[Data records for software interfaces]

########################################

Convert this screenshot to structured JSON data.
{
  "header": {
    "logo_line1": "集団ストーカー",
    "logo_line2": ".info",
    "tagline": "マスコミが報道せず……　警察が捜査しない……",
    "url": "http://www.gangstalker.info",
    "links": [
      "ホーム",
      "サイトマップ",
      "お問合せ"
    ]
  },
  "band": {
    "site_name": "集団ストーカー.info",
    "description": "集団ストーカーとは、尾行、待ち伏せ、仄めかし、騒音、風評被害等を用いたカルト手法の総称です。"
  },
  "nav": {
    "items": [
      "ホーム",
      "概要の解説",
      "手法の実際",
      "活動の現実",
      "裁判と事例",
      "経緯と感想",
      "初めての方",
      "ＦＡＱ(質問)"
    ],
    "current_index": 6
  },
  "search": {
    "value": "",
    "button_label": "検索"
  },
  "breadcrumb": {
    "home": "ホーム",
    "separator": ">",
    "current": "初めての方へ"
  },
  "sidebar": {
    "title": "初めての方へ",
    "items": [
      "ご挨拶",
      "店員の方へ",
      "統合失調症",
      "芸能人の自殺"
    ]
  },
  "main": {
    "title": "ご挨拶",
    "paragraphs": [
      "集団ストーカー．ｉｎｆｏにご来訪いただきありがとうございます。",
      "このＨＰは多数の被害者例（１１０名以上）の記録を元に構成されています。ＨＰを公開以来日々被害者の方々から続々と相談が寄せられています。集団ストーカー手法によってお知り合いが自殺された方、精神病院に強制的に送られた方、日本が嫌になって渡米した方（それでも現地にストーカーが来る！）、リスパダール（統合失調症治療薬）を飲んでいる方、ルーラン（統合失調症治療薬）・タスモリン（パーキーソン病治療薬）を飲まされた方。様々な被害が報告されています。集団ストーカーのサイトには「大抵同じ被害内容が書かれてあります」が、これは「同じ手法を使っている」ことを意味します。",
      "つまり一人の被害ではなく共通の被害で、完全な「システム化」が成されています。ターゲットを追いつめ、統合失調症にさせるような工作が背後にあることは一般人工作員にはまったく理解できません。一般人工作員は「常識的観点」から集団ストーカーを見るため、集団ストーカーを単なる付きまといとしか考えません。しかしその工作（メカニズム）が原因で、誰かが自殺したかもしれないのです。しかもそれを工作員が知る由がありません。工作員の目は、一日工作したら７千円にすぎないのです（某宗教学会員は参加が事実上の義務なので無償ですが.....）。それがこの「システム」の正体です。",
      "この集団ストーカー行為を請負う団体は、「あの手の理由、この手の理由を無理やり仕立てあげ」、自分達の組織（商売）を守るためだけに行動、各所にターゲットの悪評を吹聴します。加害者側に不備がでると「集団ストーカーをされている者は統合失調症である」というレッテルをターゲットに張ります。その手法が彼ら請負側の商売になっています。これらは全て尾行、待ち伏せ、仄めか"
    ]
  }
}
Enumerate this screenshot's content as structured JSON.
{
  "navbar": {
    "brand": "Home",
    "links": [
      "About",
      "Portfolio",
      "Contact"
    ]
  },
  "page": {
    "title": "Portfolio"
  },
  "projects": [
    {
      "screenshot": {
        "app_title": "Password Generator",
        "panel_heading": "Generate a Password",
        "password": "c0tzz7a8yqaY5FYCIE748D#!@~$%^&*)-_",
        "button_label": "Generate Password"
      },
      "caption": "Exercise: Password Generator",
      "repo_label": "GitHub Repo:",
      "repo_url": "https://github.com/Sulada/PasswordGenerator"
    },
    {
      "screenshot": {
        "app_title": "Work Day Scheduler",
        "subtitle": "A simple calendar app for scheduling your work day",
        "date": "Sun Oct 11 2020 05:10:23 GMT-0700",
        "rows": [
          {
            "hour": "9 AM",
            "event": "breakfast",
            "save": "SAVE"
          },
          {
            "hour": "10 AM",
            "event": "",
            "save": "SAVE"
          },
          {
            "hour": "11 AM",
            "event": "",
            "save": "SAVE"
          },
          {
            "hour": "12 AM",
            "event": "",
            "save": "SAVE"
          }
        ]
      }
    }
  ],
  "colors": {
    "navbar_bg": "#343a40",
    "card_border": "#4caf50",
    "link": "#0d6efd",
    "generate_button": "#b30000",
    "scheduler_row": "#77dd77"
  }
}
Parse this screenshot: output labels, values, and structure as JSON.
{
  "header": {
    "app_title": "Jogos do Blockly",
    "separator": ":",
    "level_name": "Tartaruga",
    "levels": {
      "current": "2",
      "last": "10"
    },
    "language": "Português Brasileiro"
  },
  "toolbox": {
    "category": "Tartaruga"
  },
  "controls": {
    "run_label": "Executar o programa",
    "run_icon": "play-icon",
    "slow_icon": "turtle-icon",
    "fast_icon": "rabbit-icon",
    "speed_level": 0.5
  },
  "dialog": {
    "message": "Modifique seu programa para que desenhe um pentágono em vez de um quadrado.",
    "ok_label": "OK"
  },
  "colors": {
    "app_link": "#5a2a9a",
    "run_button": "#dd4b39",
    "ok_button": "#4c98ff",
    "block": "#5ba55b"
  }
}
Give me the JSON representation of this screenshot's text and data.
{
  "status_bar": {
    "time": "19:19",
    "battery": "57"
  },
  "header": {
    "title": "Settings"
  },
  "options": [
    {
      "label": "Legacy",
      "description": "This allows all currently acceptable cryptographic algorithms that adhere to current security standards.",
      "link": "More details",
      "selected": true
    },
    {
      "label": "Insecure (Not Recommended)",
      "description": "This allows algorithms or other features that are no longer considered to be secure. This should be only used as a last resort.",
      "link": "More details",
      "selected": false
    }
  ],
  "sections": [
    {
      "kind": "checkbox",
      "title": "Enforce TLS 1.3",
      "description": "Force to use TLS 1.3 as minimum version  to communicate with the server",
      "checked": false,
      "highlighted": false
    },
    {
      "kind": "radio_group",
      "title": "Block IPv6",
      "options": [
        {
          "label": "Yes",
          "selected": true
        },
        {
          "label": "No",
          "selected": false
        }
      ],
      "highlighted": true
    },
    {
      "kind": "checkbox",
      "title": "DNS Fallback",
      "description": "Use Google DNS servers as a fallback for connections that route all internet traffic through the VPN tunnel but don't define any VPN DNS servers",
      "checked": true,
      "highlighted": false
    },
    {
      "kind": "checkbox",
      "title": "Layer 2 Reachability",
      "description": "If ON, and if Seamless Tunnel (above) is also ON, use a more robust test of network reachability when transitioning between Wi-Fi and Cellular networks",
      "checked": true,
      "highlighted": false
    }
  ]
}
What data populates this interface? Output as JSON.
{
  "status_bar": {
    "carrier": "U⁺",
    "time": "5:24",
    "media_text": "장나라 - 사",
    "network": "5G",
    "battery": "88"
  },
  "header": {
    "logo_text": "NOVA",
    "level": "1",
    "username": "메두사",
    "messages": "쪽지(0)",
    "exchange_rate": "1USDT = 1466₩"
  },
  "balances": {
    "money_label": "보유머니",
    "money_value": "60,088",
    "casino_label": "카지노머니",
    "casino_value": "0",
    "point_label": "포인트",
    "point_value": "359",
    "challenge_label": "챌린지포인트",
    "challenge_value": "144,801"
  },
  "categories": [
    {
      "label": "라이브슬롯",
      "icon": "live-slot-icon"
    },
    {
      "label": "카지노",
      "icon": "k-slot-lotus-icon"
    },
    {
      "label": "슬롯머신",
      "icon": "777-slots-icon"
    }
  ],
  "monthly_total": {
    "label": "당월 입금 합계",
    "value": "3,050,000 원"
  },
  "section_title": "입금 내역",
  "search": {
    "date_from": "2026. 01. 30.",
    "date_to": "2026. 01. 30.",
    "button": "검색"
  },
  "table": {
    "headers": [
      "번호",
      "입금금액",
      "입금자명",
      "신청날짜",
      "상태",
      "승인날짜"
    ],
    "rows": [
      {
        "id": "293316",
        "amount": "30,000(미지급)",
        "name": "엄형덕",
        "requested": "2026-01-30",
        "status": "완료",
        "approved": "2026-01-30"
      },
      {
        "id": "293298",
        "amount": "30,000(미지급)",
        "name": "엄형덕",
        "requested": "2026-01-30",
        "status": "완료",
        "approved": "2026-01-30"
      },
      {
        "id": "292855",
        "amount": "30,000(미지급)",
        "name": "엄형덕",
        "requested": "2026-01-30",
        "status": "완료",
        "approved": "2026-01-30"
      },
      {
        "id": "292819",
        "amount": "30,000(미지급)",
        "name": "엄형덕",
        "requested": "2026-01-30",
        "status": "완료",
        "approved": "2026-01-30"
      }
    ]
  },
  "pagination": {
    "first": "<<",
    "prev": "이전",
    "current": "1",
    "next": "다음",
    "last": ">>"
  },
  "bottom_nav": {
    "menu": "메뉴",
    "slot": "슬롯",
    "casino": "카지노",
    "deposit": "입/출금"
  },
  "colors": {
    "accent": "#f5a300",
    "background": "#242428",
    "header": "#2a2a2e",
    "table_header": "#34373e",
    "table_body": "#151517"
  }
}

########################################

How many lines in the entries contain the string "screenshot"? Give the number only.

# Exercise solution
6